Urchin Analytics is a great product if you need a web analytics product, but can't use a free product like Google Analytics for one reason or another. It provides most of the functionality found in Google Analytics, and is not as expensive as other paid solutions. However, one of the features I find lacking in Urchin is a built-in internal site search report. A site search report would be invaluable in helping you
- identify what people are searching for on your site
- the top search terms
- which search terms lead more to conversion and
- help you to identify potential keywords you should be bidding on or optimizing for in your SEO efforts
If your search results page contains the search terms in the query string, then you could use the “Page Query Terms” report found in the “Content Optimization” Section under “Content Performance”. But, this will only give you a count of how many times that search term was used. It's missing very important information like
- if visitors ended up buying anything
- if visitors completed other goals on your website

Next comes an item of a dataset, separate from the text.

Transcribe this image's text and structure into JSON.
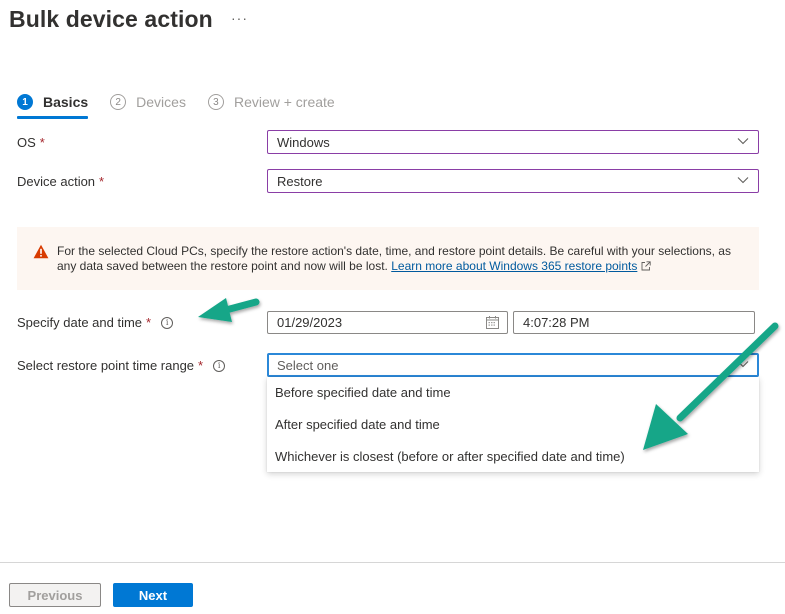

What if I told you there is a way to build a better site search report? Well, that's the beauty of Urchin. More often than not, you can build the report you are looking for!
Using an existing datamap table, some filters, and a custom report, I was able to create a custom site search report. The result? A report on
- all search terms used and how many times it was used
- how many transactions were completed by visitors who used a specific search term
- the total revenue generated by visitors who used a specific search term
- the number of times goals 1-4 were completed by visitors who used a specific search term
Some things to note about this custom report:
- Unlike Google Analytics site search report, it doesn't have any attribution model. So if a visitor uses 3 search terms in one visit then completes a purchase for $10, all 3 search terms would be credited with 1 transaction, and $10 in revenue. Thus, the “totals” numbers have no significant meaning. In GA, only the last search term before conversion gets credited.
- It would be great if you could see exactly what products a visitor bought, but unfortunately, there's no way to do that. Perhaps with Urchin 7, this might be possible.
If you want to build this report yourself, here's what you need to do. Note that the paths in these steps are relative to your Urchin installation directory.
- Copy the file “lib/reporting/languages/en-US.txt to “lib/custom/languages/”
- Add the following lines to the en-US.txt file you copied over. Be sure to use a tab between the ID and text. Otherwise, your language file won't work! Also, if the following numbers already exist, you'll need to use other numbers.
946 Site Search
947 <b>Site Search</b>
- Copy the folder “lib/reporting/profiletypes/Default” to “lib/custom/profiletypes/site-search”
- In the “site-search” directory, add the following line to the default.rs2 file under the report “S1304” (the “Top Content” report)
S1332 2 0 946 #FFBC46 #FFD895 947 – 948,3,8,7,7 10,20,20,40,20 14 $A,5,15,19,28 – 4 3,4 – – 6 – – – 2 $A /search
Note, you'll have to update the fields S1314 to be a unique report ID and the numbers 946, 947, 948 to reference the entries in your custom dictionary
- Create an advanced filter similar to the following.
You'll have to adjust the Extract A value to match your search results page URL, and replace the “w” in Extract B with the query term that contains the search keywords. For example, if your search results page were “/results?terms=keywords”, you would adjust the values to
Extract A – ^/results
Extract B – (^|&)terms=([^&]*)
- Either create a new profile with the “site-search” profile type, or update an existing profile to use the profile type. If you are using an existing profile, you'll need to re-process the historical data to get the search terms.
Now, there are couple drawbacks to my solution. The main one being that the report will not consolidate entries in some cases. If you look at the two screenshots for the search terms report versus the page query terms, you will see that there are a total of 449 unique terms reported by the search terms report, but only 443 unique terms reported by the page query terms report. The differences are caused by
- upper case versus lower case and
- URL encoding differences. Sometimes spaces appear as “+”, other times as “%20”. The “Page Query Terms” report consolidates this, but mine will not.
You will also want to keep a profile that uses the “default” profile type. The reason is the custom report modifies the “Click Thru” table which is used to populate the “All Navigation” report. With the updated datamap, the “All Navigation” report doesn't function correctly anymore.